**Task goal**:
Would you output all the data exactly as it stands?

**Task input**:
Segment Open
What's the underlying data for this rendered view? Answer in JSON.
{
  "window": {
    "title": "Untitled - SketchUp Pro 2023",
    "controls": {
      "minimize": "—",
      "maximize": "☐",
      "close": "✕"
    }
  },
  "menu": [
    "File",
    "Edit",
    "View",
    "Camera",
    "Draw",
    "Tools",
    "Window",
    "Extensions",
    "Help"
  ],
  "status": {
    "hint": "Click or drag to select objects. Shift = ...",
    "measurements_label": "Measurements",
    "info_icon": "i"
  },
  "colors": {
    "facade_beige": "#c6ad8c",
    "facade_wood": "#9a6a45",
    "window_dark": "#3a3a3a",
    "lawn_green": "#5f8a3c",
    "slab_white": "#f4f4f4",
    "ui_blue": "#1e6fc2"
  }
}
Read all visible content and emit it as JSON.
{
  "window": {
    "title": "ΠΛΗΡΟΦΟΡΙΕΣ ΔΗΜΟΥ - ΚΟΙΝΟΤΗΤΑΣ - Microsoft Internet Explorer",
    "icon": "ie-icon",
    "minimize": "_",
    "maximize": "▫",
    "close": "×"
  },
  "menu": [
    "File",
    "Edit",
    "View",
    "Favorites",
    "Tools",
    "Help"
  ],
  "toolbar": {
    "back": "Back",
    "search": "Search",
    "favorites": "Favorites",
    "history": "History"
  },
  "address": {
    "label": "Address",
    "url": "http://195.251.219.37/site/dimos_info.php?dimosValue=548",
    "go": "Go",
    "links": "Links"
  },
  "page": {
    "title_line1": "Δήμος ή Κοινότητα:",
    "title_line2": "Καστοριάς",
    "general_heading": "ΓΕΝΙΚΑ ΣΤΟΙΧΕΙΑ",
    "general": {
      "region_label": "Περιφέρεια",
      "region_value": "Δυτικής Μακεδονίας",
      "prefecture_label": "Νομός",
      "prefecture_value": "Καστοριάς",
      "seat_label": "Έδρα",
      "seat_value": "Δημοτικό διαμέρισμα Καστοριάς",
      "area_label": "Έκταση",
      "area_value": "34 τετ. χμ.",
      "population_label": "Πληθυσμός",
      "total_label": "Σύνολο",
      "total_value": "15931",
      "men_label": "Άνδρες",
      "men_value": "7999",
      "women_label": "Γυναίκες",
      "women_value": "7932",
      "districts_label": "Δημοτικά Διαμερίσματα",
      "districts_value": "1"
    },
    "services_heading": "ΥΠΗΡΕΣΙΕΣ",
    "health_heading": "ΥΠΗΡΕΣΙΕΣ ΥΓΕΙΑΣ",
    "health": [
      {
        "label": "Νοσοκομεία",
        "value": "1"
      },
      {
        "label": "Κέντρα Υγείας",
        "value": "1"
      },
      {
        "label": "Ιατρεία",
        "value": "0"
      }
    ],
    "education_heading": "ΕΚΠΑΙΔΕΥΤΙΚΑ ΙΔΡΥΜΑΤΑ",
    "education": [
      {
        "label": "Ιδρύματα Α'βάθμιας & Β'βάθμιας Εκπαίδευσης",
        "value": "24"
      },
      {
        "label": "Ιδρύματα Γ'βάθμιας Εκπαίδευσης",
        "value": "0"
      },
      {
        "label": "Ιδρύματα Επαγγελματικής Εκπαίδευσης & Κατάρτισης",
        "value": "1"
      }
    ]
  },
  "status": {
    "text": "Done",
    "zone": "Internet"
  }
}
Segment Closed
**Solution to the problem**:
What's the underlying data for this rendered view? Answer in JSON.
{
  "window": {
    "title": "Untitled - SketchUp Pro 2023",
    "controls": {
      "minimize": "—",
      "maximize": "☐",
      "close": "✕"
    }
  },
  "menu": [
    "File",
    "Edit",
    "View",
    "Camera",
    "Draw",
    "Tools",
    "Window",
    "Extensions",
    "Help"
  ],
  "status": {
    "hint": "Click or drag to select objects. Shift = ...",
    "measurements_label": "Measurements",
    "info_icon": "i"
  },
  "colors": {
    "facade_beige": "#c6ad8c",
    "facade_wood": "#9a6a45",
    "window_dark": "#3a3a3a",
    "lawn_green": "#5f8a3c",
    "slab_white": "#f4f4f4",
    "ui_blue": "#1e6fc2"
  }
}
Read all visible content and emit it as JSON.
{
  "window": {
    "title": "ΠΛΗΡΟΦΟΡΙΕΣ ΔΗΜΟΥ - ΚΟΙΝΟΤΗΤΑΣ - Microsoft Internet Explorer",
    "icon": "ie-icon",
    "minimize": "_",
    "maximize": "▫",
    "close": "×"
  },
  "menu": [
    "File",
    "Edit",
    "View",
    "Favorites",
    "Tools",
    "Help"
  ],
  "toolbar": {
    "back": "Back",
    "search": "Search",
    "favorites": "Favorites",
    "history": "History"
  },
  "address": {
    "label": "Address",
    "url": "http://195.251.219.37/site/dimos_info.php?dimosValue=548",
    "go": "Go",
    "links": "Links"
  },
  "page": {
    "title_line1": "Δήμος ή Κοινότητα:",
    "title_line2": "Καστοριάς",
    "general_heading": "ΓΕΝΙΚΑ ΣΤΟΙΧΕΙΑ",
    "general": {
      "region_label": "Περιφέρεια",
      "region_value": "Δυτικής Μακεδονίας",
      "prefecture_label": "Νομός",
      "prefecture_value": "Καστοριάς",
      "seat_label": "Έδρα",
      "seat_value": "Δημοτικό διαμέρισμα Καστοριάς",
      "area_label": "Έκταση",
      "area_value": "34 τετ. χμ.",
      "population_label": "Πληθυσμός",
      "total_label": "Σύνολο",
      "total_value": "15931",
      "men_label": "Άνδρες",
      "men_value": "7999",
      "women_label": "Γυναίκες",
      "women_value": "7932",
      "districts_label": "Δημοτικά Διαμερίσματα",
      "districts_value": "1"
    },
    "services_heading": "ΥΠΗΡΕΣΙΕΣ",
    "health_heading": "ΥΠΗΡΕΣΙΕΣ ΥΓΕΙΑΣ",
    "health": [
      {
        "label": "Νοσοκομεία",
        "value": "1"
      },
      {
        "label": "Κέντρα Υγείας",
        "value": "1"
      },
      {
        "label": "Ιατρεία",
        "value": "0"
      }
    ],
    "education_heading": "ΕΚΠΑΙΔΕΥΤΙΚΑ ΙΔΡΥΜΑΤΑ",
    "education": [
      {
        "label": "Ιδρύματα Α'βάθμιας & Β'βάθμιας Εκπαίδευσης",
        "value": "24"
      },
      {
        "label": "Ιδρύματα Γ'βάθμιας Εκπαίδευσης",
        "value": "0"
      },
      {
        "label": "Ιδρύματα Επαγγελματικής Εκπαίδευσης & Κατάρτισης",
        "value": "1"
      }
    ]
  },
  "status": {
    "text": "Done",
    "zone": "Internet"
  }
}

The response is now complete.